*** Opening of DATA FOR THIS TASK ***
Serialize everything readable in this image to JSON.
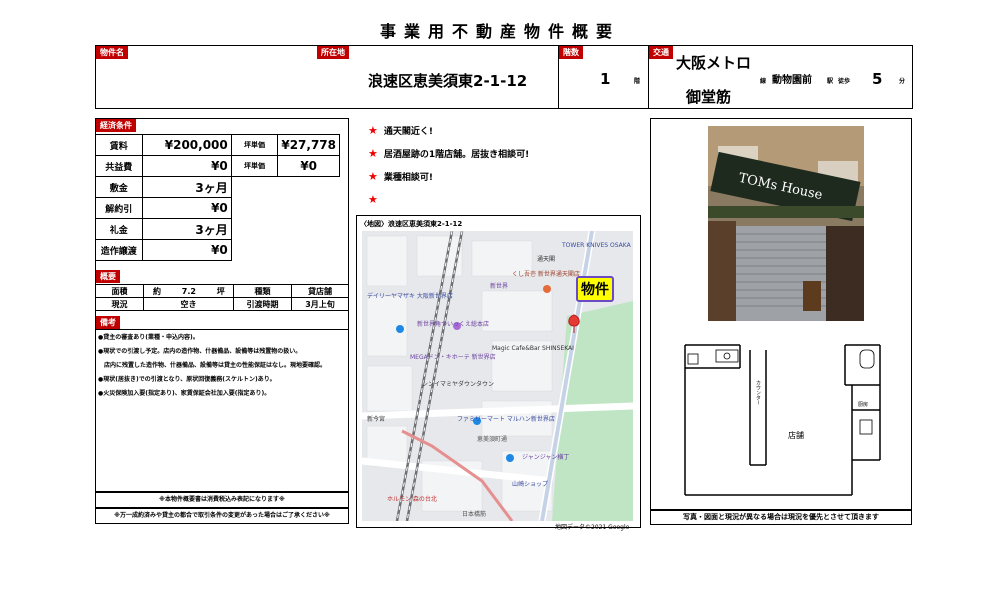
{
  "title": "事業用不動産物件概要",
  "header": {
    "name_label": "物件名",
    "name_value": "",
    "location_label": "所在地",
    "location_value": "浪速区恵美須東2-1-12",
    "floor_label": "階数",
    "floor_value": "1",
    "floor_unit": "階",
    "transport_label": "交通",
    "line_name_1": "大阪メトロ",
    "line_name_2": "御堂筋",
    "line_suffix": "線",
    "station": "動物園前",
    "station_suffix": "駅",
    "walk_label": "徒歩",
    "walk_minutes": "5",
    "walk_unit": "分"
  },
  "economics": {
    "section_label": "経済条件",
    "rows": [
      {
        "label": "賃料",
        "value": "¥200,000",
        "sub_label": "坪単価",
        "sub_value": "¥27,778"
      },
      {
        "label": "共益費",
        "value": "¥0",
        "sub_label": "坪単価",
        "sub_value": "¥0"
      },
      {
        "label": "敷金",
        "value": "3ヶ月"
      },
      {
        "label": "解約引",
        "value": "¥0"
      },
      {
        "label": "礼金",
        "value": "3ヶ月"
      },
      {
        "label": "造作譲渡",
        "value": "¥0"
      }
    ]
  },
  "overview": {
    "section_label": "概要",
    "area_label": "面積",
    "area_prefix": "約",
    "area_value": "7.2",
    "area_unit": "坪",
    "type_label": "種類",
    "type_value": "貸店舗",
    "status_label": "現況",
    "status_value": "空き",
    "handover_label": "引渡時期",
    "handover_value": "3月上旬"
  },
  "remarks": {
    "section_label": "備考",
    "lines": [
      "●貸主の審査あり(業種・申込内容)。",
      "●現状での引渡し予定。店内の造作物、什器備品、設備等は残置物の扱い。",
      "店内に残置した造作物、什器備品、設備等は貸主の性能保証はなし。現地要確認。",
      "●現状(居抜き)での引渡となり、原状回復義務(スケルトン)あり。",
      "●火災保険加入要(指定あり)、家賃保証会社加入要(指定あり)。"
    ],
    "tax_note": "※本物件概要書は消費税込み表記になります※",
    "change_note": "※万一成約済みや貸主の都合で取引条件の変更があった場合はご了承ください※"
  },
  "features": [
    "通天閣近く!",
    "居酒屋跡の1階店舗。居抜き相談可!",
    "業種相談可!",
    ""
  ],
  "map": {
    "caption": "〈地図〉浪速区恵美須東2-1-12",
    "marker_label": "物件",
    "credit": "地図データ©2021 Google",
    "labels": {
      "tower_knives": "TOWER KNIVES OSAKA",
      "tsutenkaku": "通天閣",
      "kushikatsu": "くし吾壱 新世界通天閣店",
      "shinsekai": "新世界",
      "daily": "デイリーヤマザキ 大阪新世界店",
      "yoshimoto": "新世界角ついっくえ総本店",
      "mega": "MEGAドン・キホーテ 新世界店",
      "magic": "Magic Cafe&Bar SHINSEKAI",
      "shiniimai": "シンイマミヤダウンタウン",
      "family": "ファミリーマート マルハン新世界店",
      "shinimamiya": "新今宮",
      "ebisu_ave": "恵美須町通",
      "jyanjyan": "ジャンジャン横丁",
      "yamazaki": "山崎ショップ",
      "horumon": "ホルモン 森の台北",
      "nipponbashi": "日本橋筋",
      "sakai": "堺筋"
    }
  },
  "photo": {
    "sign_text": "TOMs House",
    "plan_shop_label": "店舗",
    "plan_counter_label": "カウンター",
    "plan_kitchen_label": "厨房",
    "footer": "写真・図面と現況が異なる場合は現況を優先とさせて頂きます"
  },
  "colors": {
    "label_red": "#c00000",
    "star_red": "#e00000",
    "marker_yellow": "#ffff00"
  }
}
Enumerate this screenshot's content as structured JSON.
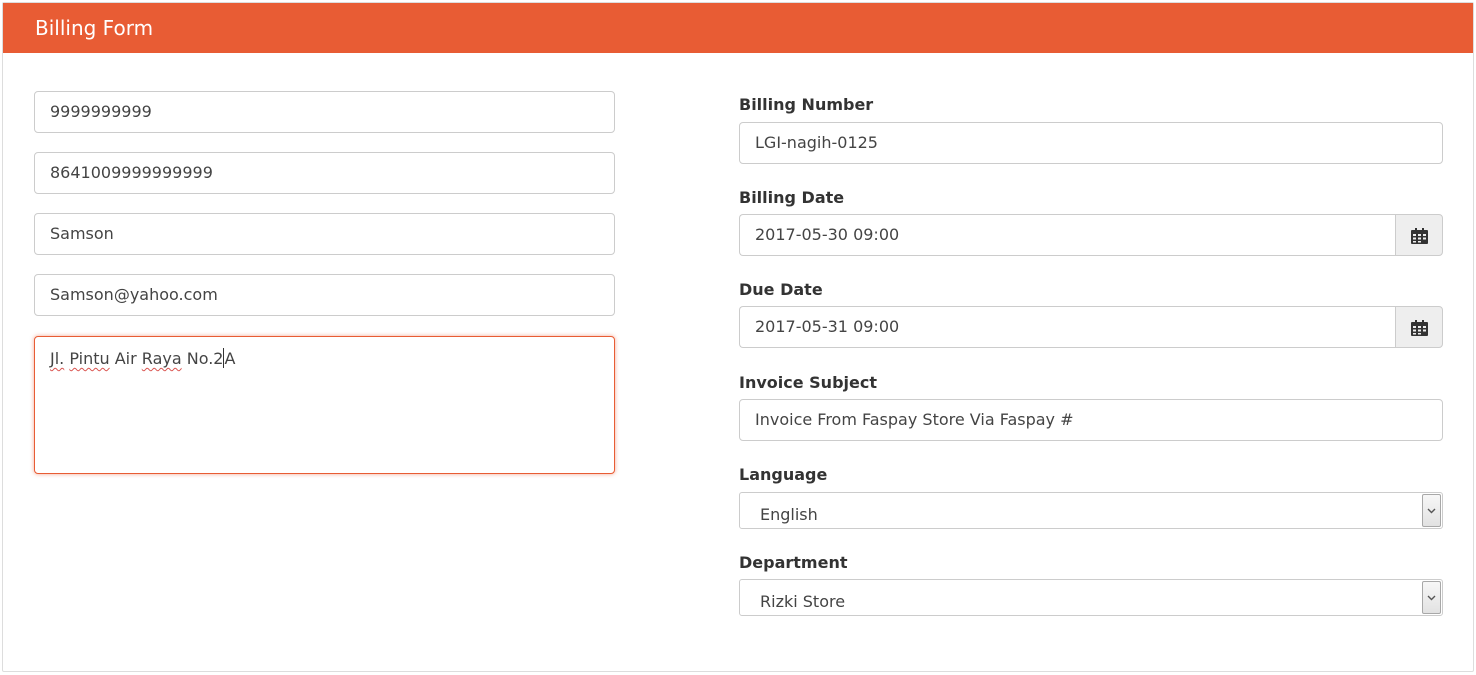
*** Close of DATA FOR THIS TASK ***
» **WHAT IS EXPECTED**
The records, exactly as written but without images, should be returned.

» **ANSWER BELOW**
Serialize everything readable in this image to JSON.
{
  "title": "事業用不動産物件概要",
  "header": {
    "name_label": "物件名",
    "name_value": "",
    "location_label": "所在地",
    "location_value": "浪速区恵美須東2-1-12",
    "floor_label": "階数",
    "floor_value": "1",
    "floor_unit": "階",
    "transport_label": "交通",
    "line_name_1": "大阪メトロ",
    "line_name_2": "御堂筋",
    "line_suffix": "線",
    "station": "動物園前",
    "station_suffix": "駅",
    "walk_label": "徒歩",
    "walk_minutes": "5",
    "walk_unit": "分"
  },
  "economics": {
    "section_label": "経済条件",
    "rows": [
      {
        "label": "賃料",
        "value": "¥200,000",
        "sub_label": "坪単価",
        "sub_value": "¥27,778"
      },
      {
        "label": "共益費",
        "value": "¥0",
        "sub_label": "坪単価",
        "sub_value": "¥0"
      },
      {
        "label": "敷金",
        "value": "3ヶ月"
      },
      {
        "label": "解約引",
        "value": "¥0"
      },
      {
        "label": "礼金",
        "value": "3ヶ月"
      },
      {
        "label": "造作譲渡",
        "value": "¥0"
      }
    ]
  },
  "overview": {
    "section_label": "概要",
    "area_label": "面積",
    "area_prefix": "約",
    "area_value": "7.2",
    "area_unit": "坪",
    "type_label": "種類",
    "type_value": "貸店舗",
    "status_label": "現況",
    "status_value": "空き",
    "handover_label": "引渡時期",
    "handover_value": "3月上旬"
  },
  "remarks": {
    "section_label": "備考",
    "lines": [
      "●貸主の審査あり(業種・申込内容)。",
      "●現状での引渡し予定。店内の造作物、什器備品、設備等は残置物の扱い。",
      "店内に残置した造作物、什器備品、設備等は貸主の性能保証はなし。現地要確認。",
      "●現状(居抜き)での引渡となり、原状回復義務(スケルトン)あり。",
      "●火災保険加入要(指定あり)、家賃保証会社加入要(指定あり)。"
    ],
    "tax_note": "※本物件概要書は消費税込み表記になります※",
    "change_note": "※万一成約済みや貸主の都合で取引条件の変更があった場合はご了承ください※"
  },
  "features": [
    "通天閣近く!",
    "居酒屋跡の1階店舗。居抜き相談可!",
    "業種相談可!",
    ""
  ],
  "map": {
    "caption": "〈地図〉浪速区恵美須東2-1-12",
    "marker_label": "物件",
    "credit": "地図データ©2021 Google",
    "labels": {
      "tower_knives": "TOWER KNIVES OSAKA",
      "tsutenkaku": "通天閣",
      "kushikatsu": "くし吾壱 新世界通天閣店",
      "shinsekai": "新世界",
      "daily": "デイリーヤマザキ 大阪新世界店",
      "yoshimoto": "新世界角ついっくえ総本店",
      "mega": "MEGAドン・キホーテ 新世界店",
      "magic": "Magic Cafe&Bar SHINSEKAI",
      "shiniimai": "シンイマミヤダウンタウン",
      "family": "ファミリーマート マルハン新世界店",
      "shinimamiya": "新今宮",
      "ebisu_ave": "恵美須町通",
      "jyanjyan": "ジャンジャン横丁",
      "yamazaki": "山崎ショップ",
      "horumon": "ホルモン 森の台北",
      "nipponbashi": "日本橋筋",
      "sakai": "堺筋"
    }
  },
  "photo": {
    "sign_text": "TOMs House",
    "plan_shop_label": "店舗",
    "plan_counter_label": "カウンター",
    "plan_kitchen_label": "厨房",
    "footer": "写真・図面と現況が異なる場合は現況を優先とさせて頂きます"
  },
  "colors": {
    "label_red": "#c00000",
    "star_red": "#e00000",
    "marker_yellow": "#ffff00"
  }
}
Enumerate this screenshot's content as structured JSON.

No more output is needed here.